It’s the most common financial fear: No matter how much cash you have stashed away for retirement, you’ll run out of money.

You’re right to be worried. That happens too often to ignore…and it’s usually due to surprise expenses that derail the best-laid plans.

Yes, market downturns and low investment returns can threaten your future finances, but the biggest threat comes from spending – specifically costs that didn’t make it into your retirement budget or were underestimated.

And most unexpected expenses fall into one category: medical costs.

The first surprise most people face: what Medicare doesn’t cover. Basic Medicare (called Part B) doesn’t cover most prescription drugs or any routine dental or eye exams – not even checkups, fillings, dentures, or glasses.

Even more surprising to most people: Medicare does not cover long-term care for any reason…and that doesn’t only mean nursing homes. It only picks up the cost for rehab facilities under very specific circumstances: You must have been a hospital in-patient for three days immediately before going into rehab, and even then they only pick up the full tab for the first 20 days (and partial for the next 80 days max).

Another big surprise: hefty deductibles and co-pays. Even with Medicare, you still have to pay a portion of your medical expenses. If you have a chronic health issue, those copays can add up to a huge chunk of your retirement funds.

Armed with that information, you can make some solid educated health care estimates based on your current health and family history.

Equally – and maybe even more important – is your medical care personality. Take an honest look at the way you experience health care now. If you’re the kind of person who goes to the doctor at the first sign of a problem, for example, you’ll need to allow for higher healthcare costs.
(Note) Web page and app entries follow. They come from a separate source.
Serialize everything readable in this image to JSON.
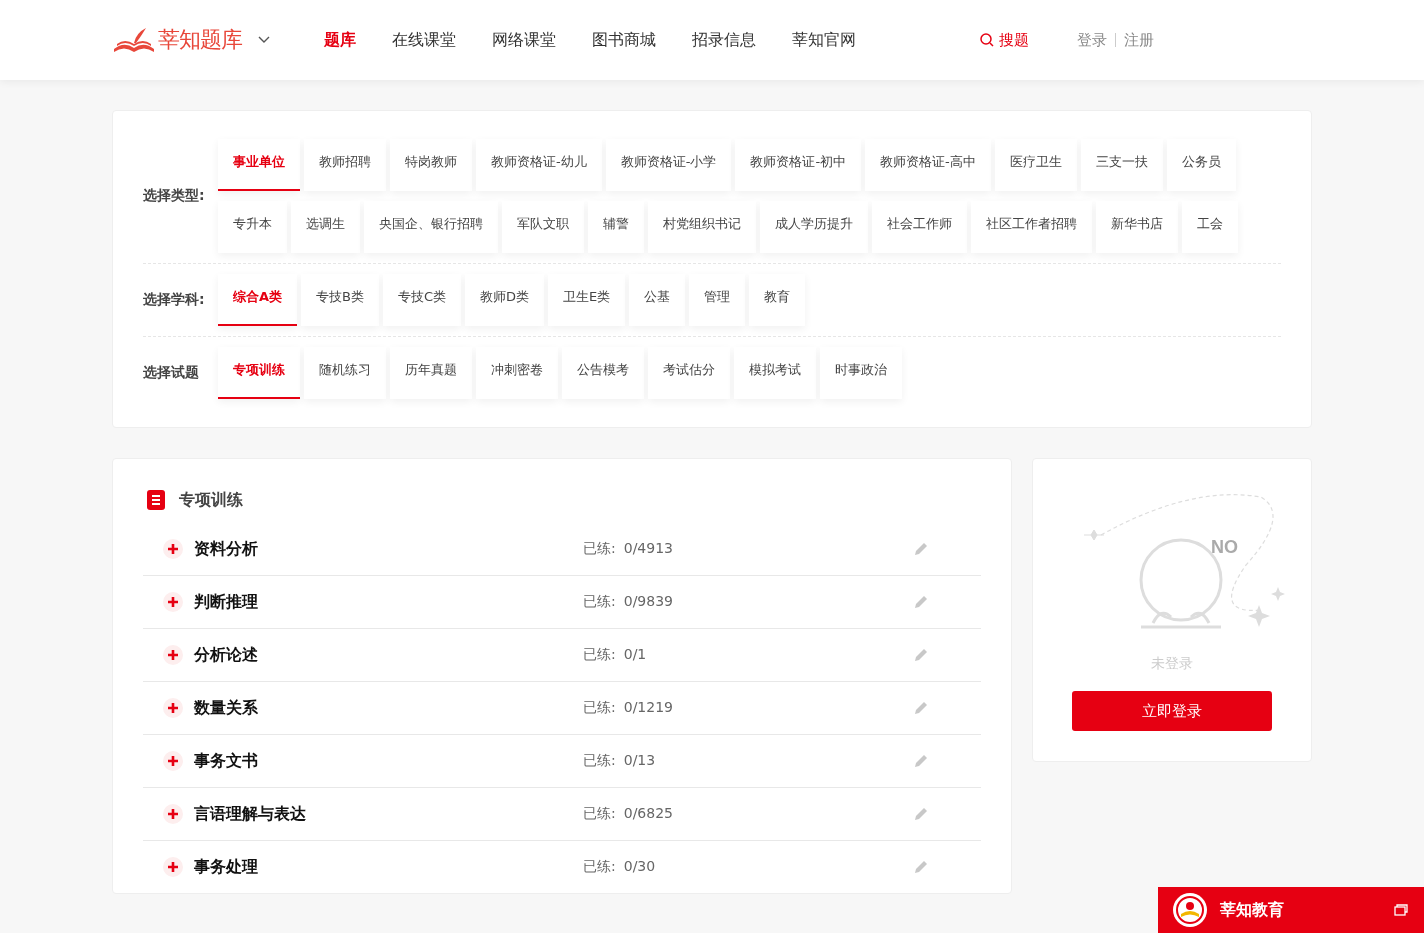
{
  "header": {
    "logo_text": "莘知题库",
    "nav": [
      {
        "label": "题库",
        "selected": true
      },
      {
        "label": "在线课堂",
        "selected": false
      },
      {
        "label": "网络课堂",
        "selected": false
      },
      {
        "label": "图书商城",
        "selected": false
      },
      {
        "label": "招录信息",
        "selected": false
      },
      {
        "label": "莘知官网",
        "selected": false
      }
    ],
    "search_label": "搜题",
    "login": "登录",
    "register": "注册"
  },
  "filters": [
    {
      "label": "选择类型:",
      "items": [
        {
          "label": "事业单位",
          "selected": true
        },
        {
          "label": "教师招聘",
          "selected": false
        },
        {
          "label": "特岗教师",
          "selected": false
        },
        {
          "label": "教师资格证-幼儿",
          "selected": false
        },
        {
          "label": "教师资格证-小学",
          "selected": false
        },
        {
          "label": "教师资格证-初中",
          "selected": false
        },
        {
          "label": "教师资格证-高中",
          "selected": false
        },
        {
          "label": "医疗卫生",
          "selected": false
        },
        {
          "label": "三支一扶",
          "selected": false
        },
        {
          "label": "公务员",
          "selected": false
        },
        {
          "label": "专升本",
          "selected": false
        },
        {
          "label": "选调生",
          "selected": false
        },
        {
          "label": "央国企、银行招聘",
          "selected": false
        },
        {
          "label": "军队文职",
          "selected": false
        },
        {
          "label": "辅警",
          "selected": false
        },
        {
          "label": "村党组织书记",
          "selected": false
        },
        {
          "label": "成人学历提升",
          "selected": false
        },
        {
          "label": "社会工作师",
          "selected": false
        },
        {
          "label": "社区工作者招聘",
          "selected": false
        },
        {
          "label": "新华书店",
          "selected": false
        },
        {
          "label": "工会",
          "selected": false
        }
      ]
    },
    {
      "label": "选择学科:",
      "items": [
        {
          "label": "综合A类",
          "selected": true
        },
        {
          "label": "专技B类",
          "selected": false
        },
        {
          "label": "专技C类",
          "selected": false
        },
        {
          "label": "教师D类",
          "selected": false
        },
        {
          "label": "卫生E类",
          "selected": false
        },
        {
          "label": "公基",
          "selected": false
        },
        {
          "label": "管理",
          "selected": false
        },
        {
          "label": "教育",
          "selected": false
        }
      ]
    },
    {
      "label": "选择试题",
      "items": [
        {
          "label": "专项训练",
          "selected": true
        },
        {
          "label": "随机练习",
          "selected": false
        },
        {
          "label": "历年真题",
          "selected": false
        },
        {
          "label": "冲刺密卷",
          "selected": false
        },
        {
          "label": "公告模考",
          "selected": false
        },
        {
          "label": "考试估分",
          "selected": false
        },
        {
          "label": "模拟考试",
          "selected": false
        },
        {
          "label": "时事政治",
          "selected": false
        }
      ]
    }
  ],
  "practice": {
    "title": "专项训练",
    "items": [
      {
        "name": "资料分析",
        "done_label": "已练:",
        "count": "0/4913"
      },
      {
        "name": "判断推理",
        "done_label": "已练:",
        "count": "0/9839"
      },
      {
        "name": "分析论述",
        "done_label": "已练:",
        "count": "0/1"
      },
      {
        "name": "数量关系",
        "done_label": "已练:",
        "count": "0/1219"
      },
      {
        "name": "事务文书",
        "done_label": "已练:",
        "count": "0/13"
      },
      {
        "name": "言语理解与表达",
        "done_label": "已练:",
        "count": "0/6825"
      },
      {
        "name": "事务处理",
        "done_label": "已练:",
        "count": "0/30"
      }
    ]
  },
  "login_card": {
    "illustration_text": "NO",
    "status": "未登录",
    "button": "立即登录"
  },
  "float_bar": {
    "title": "莘知教育"
  }
}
That combination of information paints a medical picture than can help you come up with a reasonable estimate for medical expenses. For example, if you have Type 2 diabetes, a family history of heart disease, and go to the doctor more than a few times a year, you’ll need to include a significant cushion for medical expenses in your retirement budget.

But even if you’re in great health, with a family history of long-lived healthy people, and you rarely visit the doctor, it still pays to set aside substantial funds for future health costs.

Bottom line: Medical expenses can chew through your retirement savings – but you can cushion that blow with realistic planning based on your probable health care needs. To get an idea of your future medical expense baseline, check out this calculator.